Provided entries:
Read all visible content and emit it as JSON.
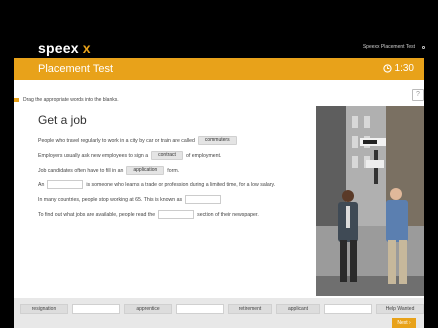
{
  "brand": {
    "logo_main": "speex",
    "logo_accent": "x"
  },
  "topbar": {
    "title": "Speexx Placement Test"
  },
  "header": {
    "title": "Placement Test",
    "timer": "1:30"
  },
  "instruction": "Drag the appropriate words into the blanks.",
  "exercise": {
    "title": "Get a job",
    "sentences": [
      {
        "before": "People who travel regularly to work in a city by car or train are called",
        "answer": "commuters",
        "after": ""
      },
      {
        "before": "Employers usually ask new employees to sign a",
        "answer": "contract",
        "after": "of employment."
      },
      {
        "before": "Job candidates often have to fill in an",
        "answer": "application",
        "after": "form."
      },
      {
        "before": "An",
        "answer": "",
        "after": "is someone who learns a trade or profession during a limited time, for a low salary."
      },
      {
        "before": "In many countries, people stop working at 65.  This is known as",
        "answer": "",
        "after": ""
      },
      {
        "before": "To find out what jobs are available, people read the",
        "answer": "",
        "after": "section of their newspaper."
      }
    ]
  },
  "wordbank": {
    "items": [
      "resignation",
      "",
      "apprentice",
      "",
      "retirement",
      "applicant",
      "",
      "Help Wanted"
    ]
  },
  "footer": {
    "next_label": "Next"
  },
  "colors": {
    "accent": "#e8a21a",
    "background": "#000000"
  },
  "icons": {
    "settings": "gear-icon",
    "timer": "clock-icon",
    "help": "help-icon",
    "next": "chevron-right-icon",
    "instruction": "flag-icon"
  }
}
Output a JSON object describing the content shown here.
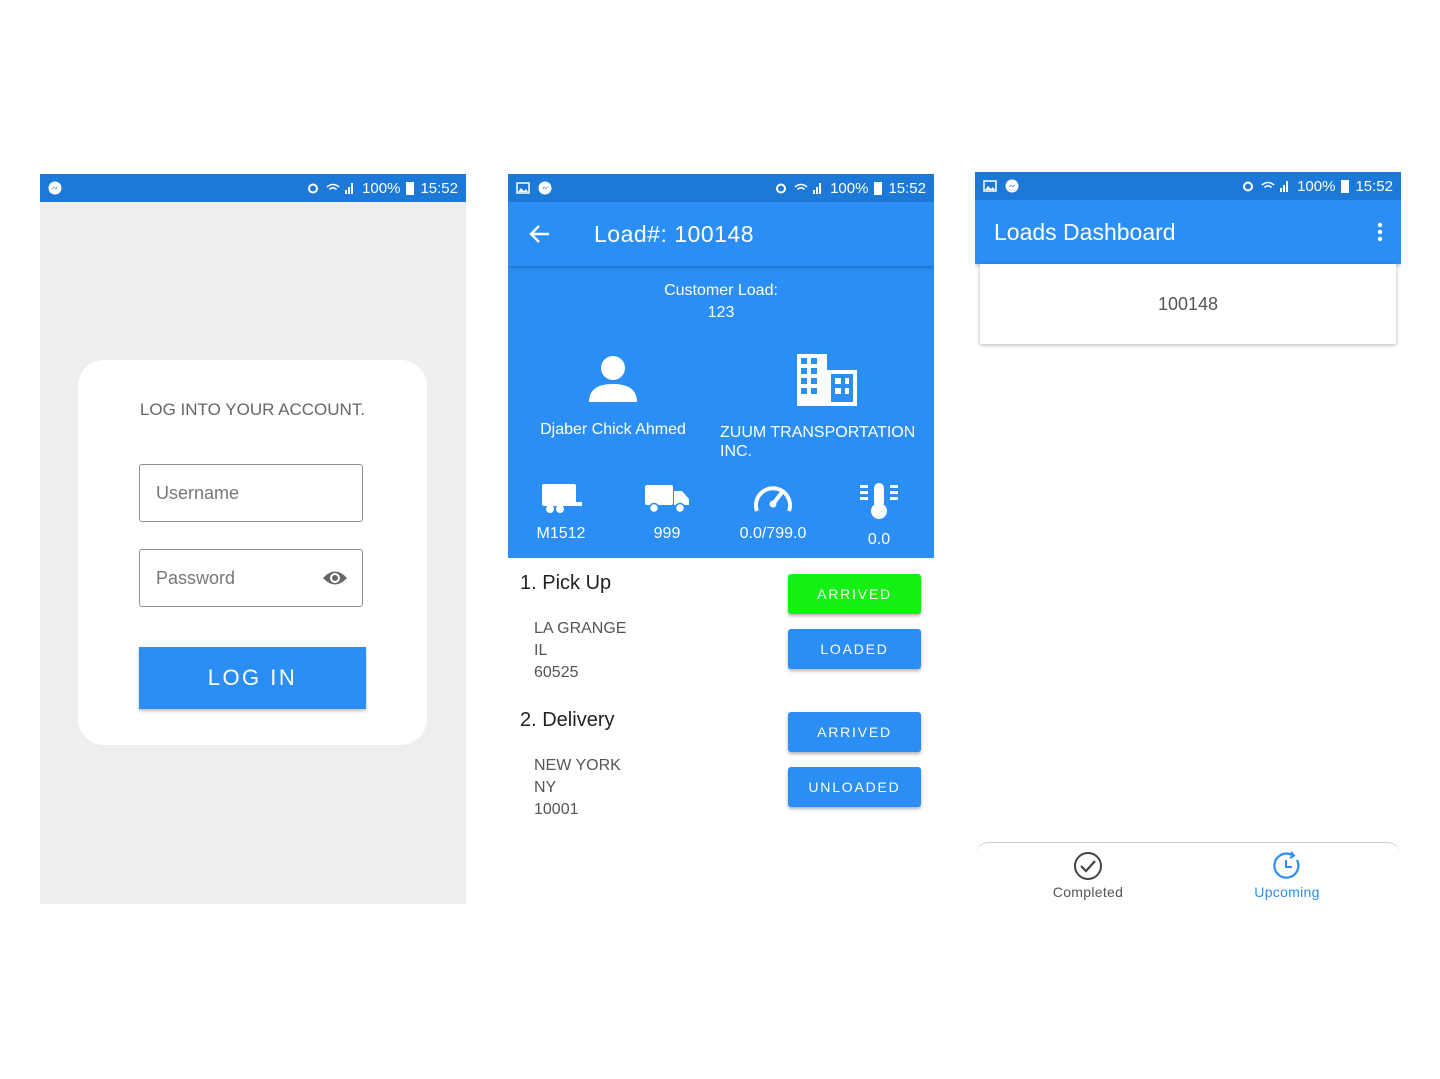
{
  "status": {
    "battery": "100%",
    "time": "15:52"
  },
  "login": {
    "title": "LOG INTO YOUR ACCOUNT.",
    "username_placeholder": "Username",
    "password_placeholder": "Password",
    "login_label": "LOG IN"
  },
  "load": {
    "title": "Load#: 100148",
    "customer_load_label": "Customer Load:",
    "customer_load_value": "123",
    "driver_name": "Djaber Chick Ahmed",
    "company_name": "ZUUM TRANSPORTATION INC.",
    "stats": [
      {
        "icon": "trailer-icon",
        "value": "M1512"
      },
      {
        "icon": "truck-icon",
        "value": "999"
      },
      {
        "icon": "speedometer-icon",
        "value": "0.0/799.0"
      },
      {
        "icon": "thermometer-icon",
        "value": "0.0"
      }
    ],
    "stops": [
      {
        "title": "1. Pick Up",
        "city": "LA GRANGE",
        "state": "IL",
        "zip": "60525",
        "btn1": "ARRIVED",
        "btn2": "LOADED",
        "btn1_color": "#14f014"
      },
      {
        "title": "2. Delivery",
        "city": "NEW YORK",
        "state": "NY",
        "zip": "10001",
        "btn1": "ARRIVED",
        "btn2": "UNLOADED",
        "btn1_color": "#2a8ef5"
      }
    ]
  },
  "dashboard": {
    "title": "Loads Dashboard",
    "load_item": "100148",
    "nav": [
      {
        "label": "Completed",
        "icon": "check-circle-icon",
        "active": false
      },
      {
        "label": "Upcoming",
        "icon": "upcoming-clock-icon",
        "active": true
      }
    ]
  },
  "colors": {
    "primary": "#2a8ef5",
    "statusbar": "#1d79d8",
    "arrived_green": "#14f014"
  }
}
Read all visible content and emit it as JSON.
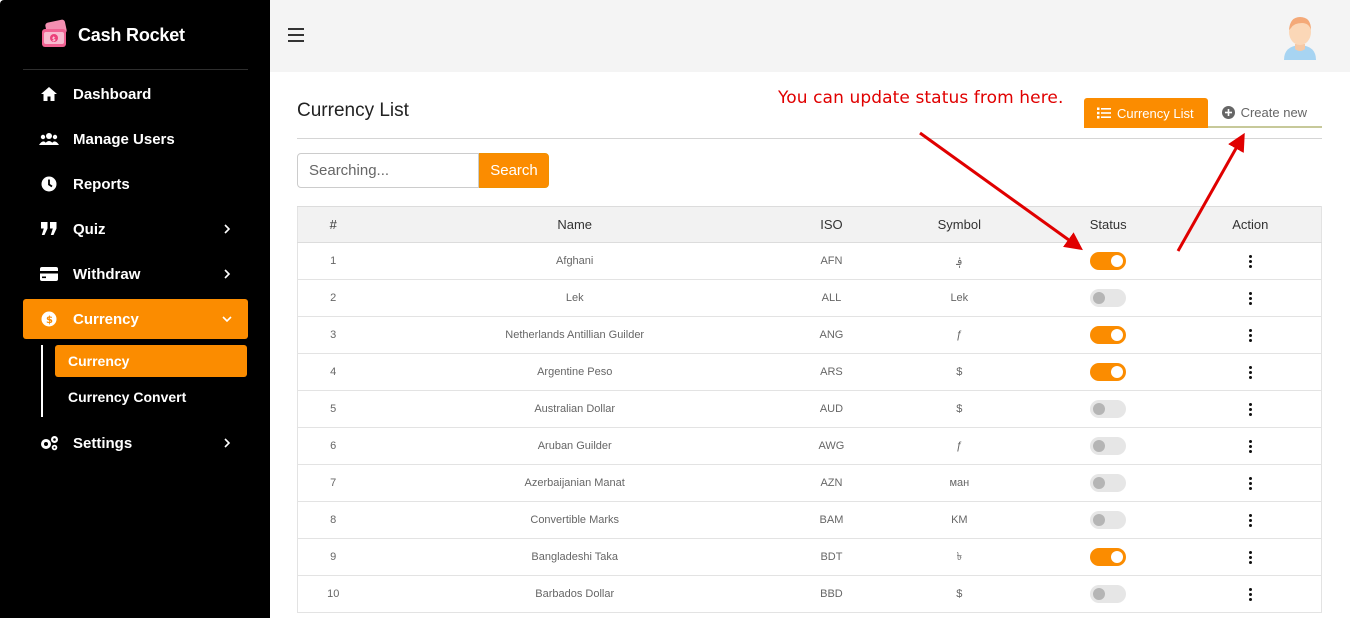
{
  "brand": {
    "name": "Cash Rocket"
  },
  "sidebar": {
    "items": [
      {
        "label": "Dashboard",
        "icon": "home-icon"
      },
      {
        "label": "Manage Users",
        "icon": "users-icon"
      },
      {
        "label": "Reports",
        "icon": "clock-icon"
      },
      {
        "label": "Quiz",
        "icon": "quote-icon",
        "expandable": true
      },
      {
        "label": "Withdraw",
        "icon": "card-icon",
        "expandable": true
      },
      {
        "label": "Currency",
        "icon": "dollar-circle-icon",
        "expandable": true,
        "active": true
      },
      {
        "label": "Settings",
        "icon": "gears-icon",
        "expandable": true
      }
    ],
    "currency_sub": [
      {
        "label": "Currency",
        "active": true
      },
      {
        "label": "Currency Convert",
        "active": false
      }
    ]
  },
  "page": {
    "title": "Currency List",
    "annotation": "You can update status from here.",
    "tabs": {
      "list": "Currency List",
      "create": "Create new"
    }
  },
  "search": {
    "placeholder": "Searching...",
    "button": "Search"
  },
  "table": {
    "headers": [
      "#",
      "Name",
      "ISO",
      "Symbol",
      "Status",
      "Action"
    ],
    "rows": [
      {
        "num": "1",
        "name": "Afghani",
        "iso": "AFN",
        "symbol": "؋",
        "status": true
      },
      {
        "num": "2",
        "name": "Lek",
        "iso": "ALL",
        "symbol": "Lek",
        "status": false
      },
      {
        "num": "3",
        "name": "Netherlands Antillian Guilder",
        "iso": "ANG",
        "symbol": "ƒ",
        "status": true
      },
      {
        "num": "4",
        "name": "Argentine Peso",
        "iso": "ARS",
        "symbol": "$",
        "status": true
      },
      {
        "num": "5",
        "name": "Australian Dollar",
        "iso": "AUD",
        "symbol": "$",
        "status": false
      },
      {
        "num": "6",
        "name": "Aruban Guilder",
        "iso": "AWG",
        "symbol": "ƒ",
        "status": false
      },
      {
        "num": "7",
        "name": "Azerbaijanian Manat",
        "iso": "AZN",
        "symbol": "ман",
        "status": false
      },
      {
        "num": "8",
        "name": "Convertible Marks",
        "iso": "BAM",
        "symbol": "KM",
        "status": false
      },
      {
        "num": "9",
        "name": "Bangladeshi Taka",
        "iso": "BDT",
        "symbol": "৳",
        "status": true
      },
      {
        "num": "10",
        "name": "Barbados Dollar",
        "iso": "BBD",
        "symbol": "$",
        "status": false
      }
    ]
  },
  "colors": {
    "accent": "#fb8c00",
    "sidebar_bg": "#000000",
    "annotation": "#e00000"
  }
}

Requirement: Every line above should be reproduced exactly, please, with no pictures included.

Exercise answer:
Read all visible content and emit it as JSON.
{
  "brand": {
    "logo_main": "speex",
    "logo_accent": "x"
  },
  "topbar": {
    "title": "Speexx Placement Test"
  },
  "header": {
    "title": "Placement Test",
    "timer": "1:30"
  },
  "instruction": "Drag the appropriate words into the blanks.",
  "exercise": {
    "title": "Get a job",
    "sentences": [
      {
        "before": "People who travel regularly to work in a city by car or train are called",
        "answer": "commuters",
        "after": ""
      },
      {
        "before": "Employers usually ask new employees to sign a",
        "answer": "contract",
        "after": "of employment."
      },
      {
        "before": "Job candidates often have to fill in an",
        "answer": "application",
        "after": "form."
      },
      {
        "before": "An",
        "answer": "",
        "after": "is someone who learns a trade or profession during a limited time, for a low salary."
      },
      {
        "before": "In many countries, people stop working at 65.  This is known as",
        "answer": "",
        "after": ""
      },
      {
        "before": "To find out what jobs are available, people read the",
        "answer": "",
        "after": "section of their newspaper."
      }
    ]
  },
  "wordbank": {
    "items": [
      "resignation",
      "",
      "apprentice",
      "",
      "retirement",
      "applicant",
      "",
      "Help Wanted"
    ]
  },
  "footer": {
    "next_label": "Next"
  },
  "colors": {
    "accent": "#e8a21a",
    "background": "#000000"
  },
  "icons": {
    "settings": "gear-icon",
    "timer": "clock-icon",
    "help": "help-icon",
    "next": "chevron-right-icon",
    "instruction": "flag-icon"
  }
}
Output a JSON object describing the content shown here.
{
  "status": {
    "battery": "100%",
    "time": "15:52"
  },
  "login": {
    "title": "LOG INTO YOUR ACCOUNT.",
    "username_placeholder": "Username",
    "password_placeholder": "Password",
    "login_label": "LOG IN"
  },
  "load": {
    "title": "Load#: 100148",
    "customer_load_label": "Customer Load:",
    "customer_load_value": "123",
    "driver_name": "Djaber Chick Ahmed",
    "company_name": "ZUUM TRANSPORTATION INC.",
    "stats": [
      {
        "icon": "trailer-icon",
        "value": "M1512"
      },
      {
        "icon": "truck-icon",
        "value": "999"
      },
      {
        "icon": "speedometer-icon",
        "value": "0.0/799.0"
      },
      {
        "icon": "thermometer-icon",
        "value": "0.0"
      }
    ],
    "stops": [
      {
        "title": "1. Pick Up",
        "city": "LA GRANGE",
        "state": "IL",
        "zip": "60525",
        "btn1": "ARRIVED",
        "btn2": "LOADED",
        "btn1_color": "#14f014"
      },
      {
        "title": "2. Delivery",
        "city": "NEW YORK",
        "state": "NY",
        "zip": "10001",
        "btn1": "ARRIVED",
        "btn2": "UNLOADED",
        "btn1_color": "#2a8ef5"
      }
    ]
  },
  "dashboard": {
    "title": "Loads Dashboard",
    "load_item": "100148",
    "nav": [
      {
        "label": "Completed",
        "icon": "check-circle-icon",
        "active": false
      },
      {
        "label": "Upcoming",
        "icon": "upcoming-clock-icon",
        "active": true
      }
    ]
  },
  "colors": {
    "primary": "#2a8ef5",
    "statusbar": "#1d79d8",
    "arrived_green": "#14f014"
  }
}
Read all visible content and emit it as JSON.
{
  "brand": {
    "name": "Cash Rocket"
  },
  "sidebar": {
    "items": [
      {
        "label": "Dashboard",
        "icon": "home-icon"
      },
      {
        "label": "Manage Users",
        "icon": "users-icon"
      },
      {
        "label": "Reports",
        "icon": "clock-icon"
      },
      {
        "label": "Quiz",
        "icon": "quote-icon",
        "expandable": true
      },
      {
        "label": "Withdraw",
        "icon": "card-icon",
        "expandable": true
      },
      {
        "label": "Currency",
        "icon": "dollar-circle-icon",
        "expandable": true,
        "active": true
      },
      {
        "label": "Settings",
        "icon": "gears-icon",
        "expandable": true
      }
    ],
    "currency_sub": [
      {
        "label": "Currency",
        "active": true
      },
      {
        "label": "Currency Convert",
        "active": false
      }
    ]
  },
  "page": {
    "title": "Currency List",
    "annotation": "You can update status from here.",
    "tabs": {
      "list": "Currency List",
      "create": "Create new"
    }
  },
  "search": {
    "placeholder": "Searching...",
    "button": "Search"
  },
  "table": {
    "headers": [
      "#",
      "Name",
      "ISO",
      "Symbol",
      "Status",
      "Action"
    ],
    "rows": [
      {
        "num": "1",
        "name": "Afghani",
        "iso": "AFN",
        "symbol": "؋",
        "status": true
      },
      {
        "num": "2",
        "name": "Lek",
        "iso": "ALL",
        "symbol": "Lek",
        "status": false
      },
      {
        "num": "3",
        "name": "Netherlands Antillian Guilder",
        "iso": "ANG",
        "symbol": "ƒ",
        "status": true
      },
      {
        "num": "4",
        "name": "Argentine Peso",
        "iso": "ARS",
        "symbol": "$",
        "status": true
      },
      {
        "num": "5",
        "name": "Australian Dollar",
        "iso": "AUD",
        "symbol": "$",
        "status": false
      },
      {
        "num": "6",
        "name": "Aruban Guilder",
        "iso": "AWG",
        "symbol": "ƒ",
        "status": false
      },
      {
        "num": "7",
        "name": "Azerbaijanian Manat",
        "iso": "AZN",
        "symbol": "ман",
        "status": false
      },
      {
        "num": "8",
        "name": "Convertible Marks",
        "iso": "BAM",
        "symbol": "KM",
        "status": false
      },
      {
        "num": "9",
        "name": "Bangladeshi Taka",
        "iso": "BDT",
        "symbol": "৳",
        "status": true
      },
      {
        "num": "10",
        "name": "Barbados Dollar",
        "iso": "BBD",
        "symbol": "$",
        "status": false
      }
    ]
  },
  "colors": {
    "accent": "#fb8c00",
    "sidebar_bg": "#000000",
    "annotation": "#e00000"
  }
}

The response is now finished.